“So what happens is that many people end up going to bed hungry because they have no place to cook food, store it, or even lack the ability to prepare it,” said Fonseca, who was once homeless herself. “We want to change that so that everyone—regardless of ability or housing status—can eat a warm meal with dignity.”
The journey to get this bill through legislation began at the Women’s Policy Institute, where Fonseca worked with a team of fellows and mentors to tackle economic justice issues in California. “I thought back to my experience of being on [food stamps] and not being able to buy a hot or prepared meal,” she said.
After hearing Fonseca’s story, the team decided this was an important issue to tackle. They conducted extensive research, met with legislative staff, and met with representatives of the California Department for Social Services.
“We wrote the policy language, asked around for a senator or assembly person to agree to introduce our bill, and then developed a coalition of community groups and a plan to push our through bill both houses and to the Governor’s desk,” explained Fonseca—who majored in feminist studies and liberation theology through the Whittier Scholars Program.
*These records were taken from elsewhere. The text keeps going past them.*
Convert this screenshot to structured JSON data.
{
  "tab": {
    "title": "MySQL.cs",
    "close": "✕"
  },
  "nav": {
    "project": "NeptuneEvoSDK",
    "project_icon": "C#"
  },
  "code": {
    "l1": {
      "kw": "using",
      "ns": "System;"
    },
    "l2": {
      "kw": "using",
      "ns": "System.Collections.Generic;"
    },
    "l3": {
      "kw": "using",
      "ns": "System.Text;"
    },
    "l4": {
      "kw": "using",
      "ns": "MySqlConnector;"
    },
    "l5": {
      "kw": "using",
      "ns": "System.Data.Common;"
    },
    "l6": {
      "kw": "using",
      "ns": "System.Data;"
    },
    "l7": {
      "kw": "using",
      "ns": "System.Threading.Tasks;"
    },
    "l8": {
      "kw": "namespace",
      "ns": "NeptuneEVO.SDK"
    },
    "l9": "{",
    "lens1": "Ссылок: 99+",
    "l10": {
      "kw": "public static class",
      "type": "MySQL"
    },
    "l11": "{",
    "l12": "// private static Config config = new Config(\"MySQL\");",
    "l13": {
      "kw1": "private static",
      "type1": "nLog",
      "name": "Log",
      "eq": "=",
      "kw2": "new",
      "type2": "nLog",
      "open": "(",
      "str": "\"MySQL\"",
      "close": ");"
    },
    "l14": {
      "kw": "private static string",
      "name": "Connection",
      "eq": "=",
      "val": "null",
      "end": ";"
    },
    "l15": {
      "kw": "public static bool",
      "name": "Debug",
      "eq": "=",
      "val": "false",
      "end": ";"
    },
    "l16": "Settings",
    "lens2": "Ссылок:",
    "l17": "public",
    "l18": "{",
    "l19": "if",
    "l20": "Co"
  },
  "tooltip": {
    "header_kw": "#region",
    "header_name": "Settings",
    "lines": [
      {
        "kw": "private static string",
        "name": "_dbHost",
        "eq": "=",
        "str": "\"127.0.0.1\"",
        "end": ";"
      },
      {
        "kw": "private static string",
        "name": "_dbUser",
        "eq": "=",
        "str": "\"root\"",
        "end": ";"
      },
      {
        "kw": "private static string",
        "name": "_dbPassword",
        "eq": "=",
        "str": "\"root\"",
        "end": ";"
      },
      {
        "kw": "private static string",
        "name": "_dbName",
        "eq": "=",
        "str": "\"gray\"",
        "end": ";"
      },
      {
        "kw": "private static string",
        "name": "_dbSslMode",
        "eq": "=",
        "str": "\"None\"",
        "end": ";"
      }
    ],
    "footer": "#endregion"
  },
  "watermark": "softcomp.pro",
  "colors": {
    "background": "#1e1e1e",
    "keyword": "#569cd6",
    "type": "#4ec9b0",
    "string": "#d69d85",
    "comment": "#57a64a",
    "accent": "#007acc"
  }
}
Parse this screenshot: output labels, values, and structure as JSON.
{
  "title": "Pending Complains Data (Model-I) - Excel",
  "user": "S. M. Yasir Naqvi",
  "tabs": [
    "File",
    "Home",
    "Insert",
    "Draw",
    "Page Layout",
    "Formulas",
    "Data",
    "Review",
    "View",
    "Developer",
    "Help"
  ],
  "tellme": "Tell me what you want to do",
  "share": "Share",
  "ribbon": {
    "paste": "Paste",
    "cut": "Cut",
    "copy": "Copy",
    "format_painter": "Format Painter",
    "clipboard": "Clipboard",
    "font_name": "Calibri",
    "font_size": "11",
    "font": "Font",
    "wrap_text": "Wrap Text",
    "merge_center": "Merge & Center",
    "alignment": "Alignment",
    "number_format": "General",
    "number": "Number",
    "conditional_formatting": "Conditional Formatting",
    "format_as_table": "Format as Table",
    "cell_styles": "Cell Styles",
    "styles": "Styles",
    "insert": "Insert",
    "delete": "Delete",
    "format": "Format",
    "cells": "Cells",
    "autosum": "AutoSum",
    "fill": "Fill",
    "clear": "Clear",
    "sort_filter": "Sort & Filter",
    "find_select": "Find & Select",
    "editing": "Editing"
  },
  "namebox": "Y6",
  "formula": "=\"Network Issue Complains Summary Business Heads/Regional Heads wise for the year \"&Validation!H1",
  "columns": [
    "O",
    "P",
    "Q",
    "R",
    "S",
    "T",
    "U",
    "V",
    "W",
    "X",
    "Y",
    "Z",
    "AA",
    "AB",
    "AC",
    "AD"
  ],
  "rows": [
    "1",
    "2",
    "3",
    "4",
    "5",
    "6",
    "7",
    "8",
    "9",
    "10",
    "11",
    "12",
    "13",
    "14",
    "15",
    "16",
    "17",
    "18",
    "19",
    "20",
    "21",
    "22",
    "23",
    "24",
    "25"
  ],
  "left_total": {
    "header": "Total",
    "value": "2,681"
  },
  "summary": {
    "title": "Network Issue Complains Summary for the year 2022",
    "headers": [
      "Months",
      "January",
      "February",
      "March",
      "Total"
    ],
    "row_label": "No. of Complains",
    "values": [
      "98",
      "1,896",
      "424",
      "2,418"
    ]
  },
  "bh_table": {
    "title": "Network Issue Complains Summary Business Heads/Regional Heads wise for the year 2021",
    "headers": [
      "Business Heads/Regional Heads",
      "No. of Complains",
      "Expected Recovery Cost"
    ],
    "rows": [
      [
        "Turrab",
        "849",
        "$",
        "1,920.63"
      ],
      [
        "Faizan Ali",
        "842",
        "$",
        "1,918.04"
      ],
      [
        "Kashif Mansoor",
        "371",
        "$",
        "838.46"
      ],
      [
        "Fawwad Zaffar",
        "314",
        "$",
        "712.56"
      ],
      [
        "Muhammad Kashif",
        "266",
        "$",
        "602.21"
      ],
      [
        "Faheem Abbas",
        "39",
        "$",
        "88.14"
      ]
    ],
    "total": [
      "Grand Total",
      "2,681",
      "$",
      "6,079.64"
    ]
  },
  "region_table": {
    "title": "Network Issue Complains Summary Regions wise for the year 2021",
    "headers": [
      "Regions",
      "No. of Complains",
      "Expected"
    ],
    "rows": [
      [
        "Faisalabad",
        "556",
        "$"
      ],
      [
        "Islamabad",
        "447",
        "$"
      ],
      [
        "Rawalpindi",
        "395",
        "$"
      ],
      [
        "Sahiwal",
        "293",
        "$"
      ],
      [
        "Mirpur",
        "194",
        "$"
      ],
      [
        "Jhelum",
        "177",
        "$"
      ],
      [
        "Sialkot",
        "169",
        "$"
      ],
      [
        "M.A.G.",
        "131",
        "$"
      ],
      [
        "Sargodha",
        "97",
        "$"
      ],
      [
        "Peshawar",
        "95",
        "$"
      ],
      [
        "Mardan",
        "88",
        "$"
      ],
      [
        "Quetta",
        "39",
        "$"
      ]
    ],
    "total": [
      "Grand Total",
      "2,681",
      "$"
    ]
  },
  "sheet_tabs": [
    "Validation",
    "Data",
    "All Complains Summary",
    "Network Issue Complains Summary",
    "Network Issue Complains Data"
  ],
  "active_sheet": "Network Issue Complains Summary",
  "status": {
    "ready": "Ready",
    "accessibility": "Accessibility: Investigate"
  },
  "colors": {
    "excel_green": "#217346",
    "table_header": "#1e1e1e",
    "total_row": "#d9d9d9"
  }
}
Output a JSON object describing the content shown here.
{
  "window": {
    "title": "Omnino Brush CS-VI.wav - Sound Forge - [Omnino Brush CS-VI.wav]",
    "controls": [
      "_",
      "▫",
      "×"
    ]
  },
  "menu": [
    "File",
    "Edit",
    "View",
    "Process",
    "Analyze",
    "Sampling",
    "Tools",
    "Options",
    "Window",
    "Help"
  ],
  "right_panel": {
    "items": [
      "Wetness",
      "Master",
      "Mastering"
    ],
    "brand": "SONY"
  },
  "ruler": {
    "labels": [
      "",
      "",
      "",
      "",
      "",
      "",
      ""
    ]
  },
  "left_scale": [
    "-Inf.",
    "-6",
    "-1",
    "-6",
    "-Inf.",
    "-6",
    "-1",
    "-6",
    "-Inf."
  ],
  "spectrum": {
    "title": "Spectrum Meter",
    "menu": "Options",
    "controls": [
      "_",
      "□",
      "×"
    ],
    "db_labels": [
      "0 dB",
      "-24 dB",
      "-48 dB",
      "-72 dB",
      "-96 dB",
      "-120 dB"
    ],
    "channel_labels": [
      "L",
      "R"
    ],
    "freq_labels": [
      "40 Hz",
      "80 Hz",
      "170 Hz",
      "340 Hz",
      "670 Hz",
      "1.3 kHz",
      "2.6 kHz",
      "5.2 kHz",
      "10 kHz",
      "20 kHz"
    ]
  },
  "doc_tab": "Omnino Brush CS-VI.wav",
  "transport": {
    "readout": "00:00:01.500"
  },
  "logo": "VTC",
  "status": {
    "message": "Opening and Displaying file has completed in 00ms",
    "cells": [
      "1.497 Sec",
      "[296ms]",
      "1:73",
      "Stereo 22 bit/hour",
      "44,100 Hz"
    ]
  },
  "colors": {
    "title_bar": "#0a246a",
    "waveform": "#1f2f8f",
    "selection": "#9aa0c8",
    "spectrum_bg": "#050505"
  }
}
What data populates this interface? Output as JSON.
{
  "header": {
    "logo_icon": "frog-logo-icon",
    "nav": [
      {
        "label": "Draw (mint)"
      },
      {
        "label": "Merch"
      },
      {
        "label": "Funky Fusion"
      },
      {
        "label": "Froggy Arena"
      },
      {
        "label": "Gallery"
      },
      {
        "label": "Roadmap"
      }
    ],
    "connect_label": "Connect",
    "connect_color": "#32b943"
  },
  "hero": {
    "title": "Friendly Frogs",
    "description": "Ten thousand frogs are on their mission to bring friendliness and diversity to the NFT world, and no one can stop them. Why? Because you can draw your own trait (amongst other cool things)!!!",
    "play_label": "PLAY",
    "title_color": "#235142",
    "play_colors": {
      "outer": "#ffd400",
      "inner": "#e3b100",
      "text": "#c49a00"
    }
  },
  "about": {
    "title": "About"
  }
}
The bill has now been passed by both legislative houses and the final step is for the governor to sign the bill into law.
“It feels surreal that I was able to take my personal experience and create a policy solution to help others experiencing homelessness and relying on food stamps,” said Fonseca. “This is something that all of us can do and it just starts with getting a group of people together to name a problem and identify the solution.”
When she’s not working on the passage of the bill, Fonseca’s full-time job also revolves around social justice. She is currently a California senior organizer with United for Respect, an organization that works to ensure that all people, regardless of title, age, race, sex, sexual orientation, or disability are respected in the retail industry. In her role, she leads a statewide team that promotes a fair work week policy, holds Wall Street private equity firms accountable, and protects workers’ privacy and data rights.